Bush has already had an occasion to distance himself from James Baker, after the old foreign policy hand gave a tough, anti-Benjamin Netanyahu speech to the dovish Israeli advocacy group J Street. But it is clear that Jeb Bush at least respects his non-neoconservative foreign policy advisers.

That may not be true of his chief competition in the GOP primary, namely Marco Rubio and Scott Walker. Rubio is close with Robert Kagan, Jamie Fly, and Elliot Abrams, all member’s of Bill Kristol’s post-Bush Foreign Policy Initiative. Fly is particularly notable for his advocacy of regime change in Iran, a position Bush has distanced himself from. Rubio is the candidate who most explicitly ties himself to the Bush formulation that American ideals and interests should be aligned — that America’s foreign policy should be aimed at liberating and democratizing its enemies.
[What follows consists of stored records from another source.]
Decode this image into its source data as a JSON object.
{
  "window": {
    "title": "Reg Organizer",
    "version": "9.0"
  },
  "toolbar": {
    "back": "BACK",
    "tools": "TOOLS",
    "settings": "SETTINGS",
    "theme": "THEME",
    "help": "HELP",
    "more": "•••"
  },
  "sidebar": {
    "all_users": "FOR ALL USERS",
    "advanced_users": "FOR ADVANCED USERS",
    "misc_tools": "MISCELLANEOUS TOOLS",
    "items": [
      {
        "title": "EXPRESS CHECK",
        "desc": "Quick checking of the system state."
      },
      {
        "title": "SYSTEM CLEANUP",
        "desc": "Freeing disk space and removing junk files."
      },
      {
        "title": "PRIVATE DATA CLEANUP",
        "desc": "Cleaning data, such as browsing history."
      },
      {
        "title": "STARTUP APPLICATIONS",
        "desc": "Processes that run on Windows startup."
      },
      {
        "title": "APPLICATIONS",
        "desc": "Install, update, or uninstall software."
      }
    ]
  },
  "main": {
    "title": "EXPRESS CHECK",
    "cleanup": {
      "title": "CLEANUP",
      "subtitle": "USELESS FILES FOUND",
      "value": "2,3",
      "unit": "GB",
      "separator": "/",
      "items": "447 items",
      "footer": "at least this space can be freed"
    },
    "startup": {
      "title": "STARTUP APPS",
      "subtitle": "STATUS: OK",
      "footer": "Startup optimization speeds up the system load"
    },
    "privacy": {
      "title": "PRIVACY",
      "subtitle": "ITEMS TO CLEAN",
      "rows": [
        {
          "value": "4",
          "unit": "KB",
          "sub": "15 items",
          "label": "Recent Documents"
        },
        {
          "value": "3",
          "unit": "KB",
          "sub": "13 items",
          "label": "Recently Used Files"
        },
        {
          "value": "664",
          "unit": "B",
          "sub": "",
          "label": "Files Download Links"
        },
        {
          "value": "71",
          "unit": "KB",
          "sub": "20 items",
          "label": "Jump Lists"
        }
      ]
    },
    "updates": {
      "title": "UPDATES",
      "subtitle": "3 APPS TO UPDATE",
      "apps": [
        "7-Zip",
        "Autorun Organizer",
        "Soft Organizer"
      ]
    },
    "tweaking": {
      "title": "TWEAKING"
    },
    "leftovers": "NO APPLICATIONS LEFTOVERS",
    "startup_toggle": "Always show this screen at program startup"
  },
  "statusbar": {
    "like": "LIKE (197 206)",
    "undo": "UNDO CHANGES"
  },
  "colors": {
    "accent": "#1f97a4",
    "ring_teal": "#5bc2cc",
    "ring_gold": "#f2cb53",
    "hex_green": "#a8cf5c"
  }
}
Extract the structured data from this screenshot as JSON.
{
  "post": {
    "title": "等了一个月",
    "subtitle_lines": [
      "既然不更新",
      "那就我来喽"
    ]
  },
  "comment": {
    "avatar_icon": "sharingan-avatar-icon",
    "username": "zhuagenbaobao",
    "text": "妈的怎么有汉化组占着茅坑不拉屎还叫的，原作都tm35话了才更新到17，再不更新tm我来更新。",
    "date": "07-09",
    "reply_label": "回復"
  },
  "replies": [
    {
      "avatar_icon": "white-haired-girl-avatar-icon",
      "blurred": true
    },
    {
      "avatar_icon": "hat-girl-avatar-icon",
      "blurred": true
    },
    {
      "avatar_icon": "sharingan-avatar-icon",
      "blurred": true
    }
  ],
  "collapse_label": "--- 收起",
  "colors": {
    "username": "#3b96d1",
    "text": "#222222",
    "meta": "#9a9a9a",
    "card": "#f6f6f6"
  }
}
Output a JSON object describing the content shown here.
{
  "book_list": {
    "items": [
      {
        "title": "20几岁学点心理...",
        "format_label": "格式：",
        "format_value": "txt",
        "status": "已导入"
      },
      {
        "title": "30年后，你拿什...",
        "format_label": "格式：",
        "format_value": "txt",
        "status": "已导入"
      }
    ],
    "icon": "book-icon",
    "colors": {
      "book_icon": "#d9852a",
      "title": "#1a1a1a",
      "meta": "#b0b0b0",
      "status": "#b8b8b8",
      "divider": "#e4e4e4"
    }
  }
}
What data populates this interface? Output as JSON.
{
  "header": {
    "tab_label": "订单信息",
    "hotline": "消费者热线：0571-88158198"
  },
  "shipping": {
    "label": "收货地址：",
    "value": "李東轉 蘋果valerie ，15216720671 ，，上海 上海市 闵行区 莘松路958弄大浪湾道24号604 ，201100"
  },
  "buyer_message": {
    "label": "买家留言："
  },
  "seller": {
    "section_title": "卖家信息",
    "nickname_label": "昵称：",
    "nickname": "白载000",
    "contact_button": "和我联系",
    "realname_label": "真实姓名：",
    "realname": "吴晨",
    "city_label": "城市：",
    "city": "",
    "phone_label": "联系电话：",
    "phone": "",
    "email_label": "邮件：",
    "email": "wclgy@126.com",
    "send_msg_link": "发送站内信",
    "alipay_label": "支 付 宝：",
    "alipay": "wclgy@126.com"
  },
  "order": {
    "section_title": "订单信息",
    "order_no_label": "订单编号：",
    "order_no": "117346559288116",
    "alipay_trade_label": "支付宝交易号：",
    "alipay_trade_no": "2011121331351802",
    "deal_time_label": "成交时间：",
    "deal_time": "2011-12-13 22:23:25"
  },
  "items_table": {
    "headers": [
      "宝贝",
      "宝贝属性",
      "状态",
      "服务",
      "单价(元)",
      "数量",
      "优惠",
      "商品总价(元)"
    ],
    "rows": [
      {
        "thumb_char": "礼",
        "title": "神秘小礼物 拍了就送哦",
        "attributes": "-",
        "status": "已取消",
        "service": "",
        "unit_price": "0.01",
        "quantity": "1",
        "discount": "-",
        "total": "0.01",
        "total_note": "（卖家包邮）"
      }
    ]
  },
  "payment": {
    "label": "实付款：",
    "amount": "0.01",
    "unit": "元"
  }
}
A funny thing happens when a GOP candidate doesn’t really know much about foreign policy. He becomes a favorite of the most hawkish advisers. That’s how the neoconservative Randy Scheunemann got so hooked into Sarah Palin. And so it’s no surprise that Walker, the candidate in need of the most tutoring on foreign policy, had this said about him: “Of all the people identified as candidates, Walker strikes me as the most interesting, who potentially would bring some rare qualities to the presidency.”